[[ Data for this exercise open ]]
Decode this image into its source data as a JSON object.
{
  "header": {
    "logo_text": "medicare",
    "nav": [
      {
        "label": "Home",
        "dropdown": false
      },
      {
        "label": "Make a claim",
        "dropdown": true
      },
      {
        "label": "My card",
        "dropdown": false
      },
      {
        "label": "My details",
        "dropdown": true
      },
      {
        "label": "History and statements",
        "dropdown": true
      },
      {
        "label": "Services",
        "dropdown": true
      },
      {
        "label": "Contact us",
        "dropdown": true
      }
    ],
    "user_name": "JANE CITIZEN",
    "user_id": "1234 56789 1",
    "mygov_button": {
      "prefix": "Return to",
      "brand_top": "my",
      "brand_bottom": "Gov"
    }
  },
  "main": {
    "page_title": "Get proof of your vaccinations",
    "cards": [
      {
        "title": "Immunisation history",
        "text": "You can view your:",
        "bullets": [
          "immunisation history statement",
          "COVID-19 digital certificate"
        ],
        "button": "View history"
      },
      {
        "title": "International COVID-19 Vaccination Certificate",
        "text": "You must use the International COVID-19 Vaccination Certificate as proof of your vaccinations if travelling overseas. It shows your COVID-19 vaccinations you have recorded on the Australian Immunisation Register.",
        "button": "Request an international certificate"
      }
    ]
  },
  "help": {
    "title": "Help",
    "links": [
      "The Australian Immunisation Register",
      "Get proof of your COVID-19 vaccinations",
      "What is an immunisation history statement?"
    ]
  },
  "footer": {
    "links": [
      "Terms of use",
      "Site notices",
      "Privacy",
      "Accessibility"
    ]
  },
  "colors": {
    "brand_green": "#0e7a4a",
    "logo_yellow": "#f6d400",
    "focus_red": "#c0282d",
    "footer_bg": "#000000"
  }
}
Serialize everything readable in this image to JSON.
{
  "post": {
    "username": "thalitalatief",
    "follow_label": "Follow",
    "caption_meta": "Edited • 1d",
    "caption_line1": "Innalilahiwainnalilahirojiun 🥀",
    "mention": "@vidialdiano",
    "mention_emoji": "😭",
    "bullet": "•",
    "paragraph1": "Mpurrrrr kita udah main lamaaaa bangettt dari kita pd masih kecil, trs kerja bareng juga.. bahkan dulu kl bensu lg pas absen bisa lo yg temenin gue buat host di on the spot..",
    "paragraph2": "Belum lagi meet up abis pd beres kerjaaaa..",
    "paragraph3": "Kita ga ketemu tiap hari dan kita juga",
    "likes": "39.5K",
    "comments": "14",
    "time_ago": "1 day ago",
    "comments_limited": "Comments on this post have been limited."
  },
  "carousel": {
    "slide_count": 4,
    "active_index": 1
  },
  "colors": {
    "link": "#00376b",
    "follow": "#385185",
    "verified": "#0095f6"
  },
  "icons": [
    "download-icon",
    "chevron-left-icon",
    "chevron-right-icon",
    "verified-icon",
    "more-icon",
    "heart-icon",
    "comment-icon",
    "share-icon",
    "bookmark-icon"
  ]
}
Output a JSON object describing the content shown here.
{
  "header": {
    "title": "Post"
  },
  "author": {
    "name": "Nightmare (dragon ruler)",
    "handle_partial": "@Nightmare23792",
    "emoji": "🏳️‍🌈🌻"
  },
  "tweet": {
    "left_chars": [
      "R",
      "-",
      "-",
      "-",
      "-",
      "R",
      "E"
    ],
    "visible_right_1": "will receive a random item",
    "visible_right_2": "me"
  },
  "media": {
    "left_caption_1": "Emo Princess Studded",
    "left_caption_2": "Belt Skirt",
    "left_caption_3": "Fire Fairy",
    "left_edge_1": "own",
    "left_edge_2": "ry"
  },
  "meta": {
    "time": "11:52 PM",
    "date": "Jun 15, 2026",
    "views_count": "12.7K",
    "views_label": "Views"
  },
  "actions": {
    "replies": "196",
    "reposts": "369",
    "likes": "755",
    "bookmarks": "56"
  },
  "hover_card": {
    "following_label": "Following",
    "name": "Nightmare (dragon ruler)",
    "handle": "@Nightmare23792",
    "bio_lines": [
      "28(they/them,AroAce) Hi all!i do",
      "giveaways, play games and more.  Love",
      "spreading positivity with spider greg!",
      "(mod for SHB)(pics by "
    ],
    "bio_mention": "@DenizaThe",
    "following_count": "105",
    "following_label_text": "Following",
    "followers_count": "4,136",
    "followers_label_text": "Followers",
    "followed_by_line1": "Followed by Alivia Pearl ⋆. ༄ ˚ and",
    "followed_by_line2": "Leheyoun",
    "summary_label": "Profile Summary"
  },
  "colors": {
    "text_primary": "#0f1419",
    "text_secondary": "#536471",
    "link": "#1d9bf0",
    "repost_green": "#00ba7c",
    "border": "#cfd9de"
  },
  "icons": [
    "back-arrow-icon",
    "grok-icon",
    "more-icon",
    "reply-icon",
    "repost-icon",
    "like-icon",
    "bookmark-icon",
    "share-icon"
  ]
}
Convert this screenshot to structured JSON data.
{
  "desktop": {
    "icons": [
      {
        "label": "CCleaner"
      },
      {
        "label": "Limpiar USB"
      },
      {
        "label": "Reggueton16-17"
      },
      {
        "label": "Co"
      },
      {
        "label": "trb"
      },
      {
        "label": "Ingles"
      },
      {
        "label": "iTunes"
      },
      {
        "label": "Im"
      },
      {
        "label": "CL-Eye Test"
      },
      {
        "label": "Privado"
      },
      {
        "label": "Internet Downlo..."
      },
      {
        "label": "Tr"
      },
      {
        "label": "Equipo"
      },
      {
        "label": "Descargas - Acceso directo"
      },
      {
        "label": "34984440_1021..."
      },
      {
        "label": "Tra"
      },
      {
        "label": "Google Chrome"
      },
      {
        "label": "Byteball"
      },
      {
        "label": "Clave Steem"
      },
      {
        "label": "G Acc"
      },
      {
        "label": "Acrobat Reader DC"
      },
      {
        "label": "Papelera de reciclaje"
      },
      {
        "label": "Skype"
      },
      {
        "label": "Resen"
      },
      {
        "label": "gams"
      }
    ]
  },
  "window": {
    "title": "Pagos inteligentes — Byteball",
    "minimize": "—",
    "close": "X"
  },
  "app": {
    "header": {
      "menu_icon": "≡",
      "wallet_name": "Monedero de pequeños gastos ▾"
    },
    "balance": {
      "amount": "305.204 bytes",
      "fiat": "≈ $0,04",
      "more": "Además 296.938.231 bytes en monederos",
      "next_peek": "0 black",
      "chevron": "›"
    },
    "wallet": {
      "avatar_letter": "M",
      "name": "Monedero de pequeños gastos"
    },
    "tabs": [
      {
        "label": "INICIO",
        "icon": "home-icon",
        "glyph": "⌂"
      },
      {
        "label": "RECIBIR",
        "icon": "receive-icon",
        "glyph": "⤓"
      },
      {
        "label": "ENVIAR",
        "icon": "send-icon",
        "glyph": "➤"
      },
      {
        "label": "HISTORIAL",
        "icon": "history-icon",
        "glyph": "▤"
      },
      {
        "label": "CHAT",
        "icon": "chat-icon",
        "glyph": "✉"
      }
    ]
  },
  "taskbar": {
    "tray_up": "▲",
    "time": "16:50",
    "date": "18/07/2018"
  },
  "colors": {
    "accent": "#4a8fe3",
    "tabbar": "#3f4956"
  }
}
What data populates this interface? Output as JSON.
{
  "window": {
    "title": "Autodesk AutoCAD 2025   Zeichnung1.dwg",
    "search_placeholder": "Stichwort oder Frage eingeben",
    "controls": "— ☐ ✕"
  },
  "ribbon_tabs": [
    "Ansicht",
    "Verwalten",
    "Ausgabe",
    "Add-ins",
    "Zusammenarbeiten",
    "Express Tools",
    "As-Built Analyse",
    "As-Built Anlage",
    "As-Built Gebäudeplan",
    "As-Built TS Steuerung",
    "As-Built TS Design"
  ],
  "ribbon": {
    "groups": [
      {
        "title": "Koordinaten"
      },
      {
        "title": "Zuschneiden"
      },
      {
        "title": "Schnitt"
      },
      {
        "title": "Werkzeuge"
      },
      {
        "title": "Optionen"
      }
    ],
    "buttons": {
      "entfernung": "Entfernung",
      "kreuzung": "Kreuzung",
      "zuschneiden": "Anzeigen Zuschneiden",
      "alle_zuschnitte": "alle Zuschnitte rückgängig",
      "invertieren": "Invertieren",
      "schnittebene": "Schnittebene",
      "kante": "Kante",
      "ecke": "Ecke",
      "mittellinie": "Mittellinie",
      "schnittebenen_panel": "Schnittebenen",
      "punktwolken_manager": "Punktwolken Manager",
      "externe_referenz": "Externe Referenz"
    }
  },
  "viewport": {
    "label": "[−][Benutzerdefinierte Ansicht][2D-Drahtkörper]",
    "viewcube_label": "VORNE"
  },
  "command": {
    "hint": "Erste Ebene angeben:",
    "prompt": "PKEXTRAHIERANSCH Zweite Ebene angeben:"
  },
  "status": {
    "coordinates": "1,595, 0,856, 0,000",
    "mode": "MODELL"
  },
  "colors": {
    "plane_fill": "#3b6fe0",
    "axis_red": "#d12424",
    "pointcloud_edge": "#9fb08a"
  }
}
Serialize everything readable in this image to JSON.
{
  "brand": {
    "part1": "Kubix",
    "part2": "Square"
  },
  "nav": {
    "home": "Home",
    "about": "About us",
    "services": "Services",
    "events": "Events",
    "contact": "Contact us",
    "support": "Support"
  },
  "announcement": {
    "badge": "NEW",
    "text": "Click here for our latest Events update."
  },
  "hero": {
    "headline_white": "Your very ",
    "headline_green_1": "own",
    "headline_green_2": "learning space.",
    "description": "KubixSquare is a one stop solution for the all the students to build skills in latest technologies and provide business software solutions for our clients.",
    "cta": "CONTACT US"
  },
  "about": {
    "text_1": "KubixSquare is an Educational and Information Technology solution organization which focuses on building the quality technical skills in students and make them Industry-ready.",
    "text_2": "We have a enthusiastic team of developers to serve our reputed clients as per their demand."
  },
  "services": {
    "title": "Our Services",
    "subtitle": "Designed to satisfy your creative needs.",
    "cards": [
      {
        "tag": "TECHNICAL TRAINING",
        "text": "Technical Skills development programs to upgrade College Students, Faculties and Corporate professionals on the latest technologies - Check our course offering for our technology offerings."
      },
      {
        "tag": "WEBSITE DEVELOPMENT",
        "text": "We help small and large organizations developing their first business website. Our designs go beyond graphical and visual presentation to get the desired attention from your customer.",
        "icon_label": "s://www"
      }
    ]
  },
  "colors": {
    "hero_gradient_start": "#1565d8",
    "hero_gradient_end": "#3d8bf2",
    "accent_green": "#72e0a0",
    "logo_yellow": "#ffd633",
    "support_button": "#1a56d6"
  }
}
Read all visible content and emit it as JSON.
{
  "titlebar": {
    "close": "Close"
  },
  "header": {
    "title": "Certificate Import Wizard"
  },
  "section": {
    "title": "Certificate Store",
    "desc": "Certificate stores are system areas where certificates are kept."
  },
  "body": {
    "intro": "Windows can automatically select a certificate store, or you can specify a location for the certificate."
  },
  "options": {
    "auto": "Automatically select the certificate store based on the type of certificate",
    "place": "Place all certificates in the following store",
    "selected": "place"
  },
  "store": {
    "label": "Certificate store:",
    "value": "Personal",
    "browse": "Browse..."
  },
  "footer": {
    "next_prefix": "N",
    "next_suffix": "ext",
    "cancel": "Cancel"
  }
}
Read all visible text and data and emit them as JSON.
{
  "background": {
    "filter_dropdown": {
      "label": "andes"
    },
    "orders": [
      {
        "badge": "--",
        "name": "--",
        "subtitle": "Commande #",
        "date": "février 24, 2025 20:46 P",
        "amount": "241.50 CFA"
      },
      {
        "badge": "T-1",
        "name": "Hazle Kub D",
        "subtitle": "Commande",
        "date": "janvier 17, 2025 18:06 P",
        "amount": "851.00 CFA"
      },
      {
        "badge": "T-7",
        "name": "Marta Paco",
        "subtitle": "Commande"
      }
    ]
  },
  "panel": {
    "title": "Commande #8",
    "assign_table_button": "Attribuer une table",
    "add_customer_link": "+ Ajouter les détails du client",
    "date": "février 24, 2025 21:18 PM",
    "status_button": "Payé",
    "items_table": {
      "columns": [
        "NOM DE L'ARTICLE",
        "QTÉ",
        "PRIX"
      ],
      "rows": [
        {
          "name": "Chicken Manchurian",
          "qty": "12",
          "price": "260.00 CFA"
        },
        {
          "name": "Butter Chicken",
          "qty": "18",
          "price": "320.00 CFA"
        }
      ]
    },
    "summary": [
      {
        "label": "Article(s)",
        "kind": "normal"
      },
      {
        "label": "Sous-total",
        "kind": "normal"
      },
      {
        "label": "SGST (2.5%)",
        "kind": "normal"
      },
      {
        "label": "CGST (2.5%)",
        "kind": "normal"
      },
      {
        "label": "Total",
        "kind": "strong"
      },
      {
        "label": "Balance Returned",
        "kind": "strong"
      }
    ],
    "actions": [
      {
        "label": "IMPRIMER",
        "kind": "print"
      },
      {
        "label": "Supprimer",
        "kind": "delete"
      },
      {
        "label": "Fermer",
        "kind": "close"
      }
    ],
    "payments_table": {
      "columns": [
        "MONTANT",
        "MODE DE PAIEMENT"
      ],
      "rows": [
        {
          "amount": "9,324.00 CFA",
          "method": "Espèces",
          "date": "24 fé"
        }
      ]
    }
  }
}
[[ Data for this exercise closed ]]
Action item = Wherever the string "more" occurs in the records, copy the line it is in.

Answer to this problem =
    "more-icon",
      "giveaways, play games and more.  Love",
    "more-icon",
      "more": "Además 296.938.231 bytes en monederos",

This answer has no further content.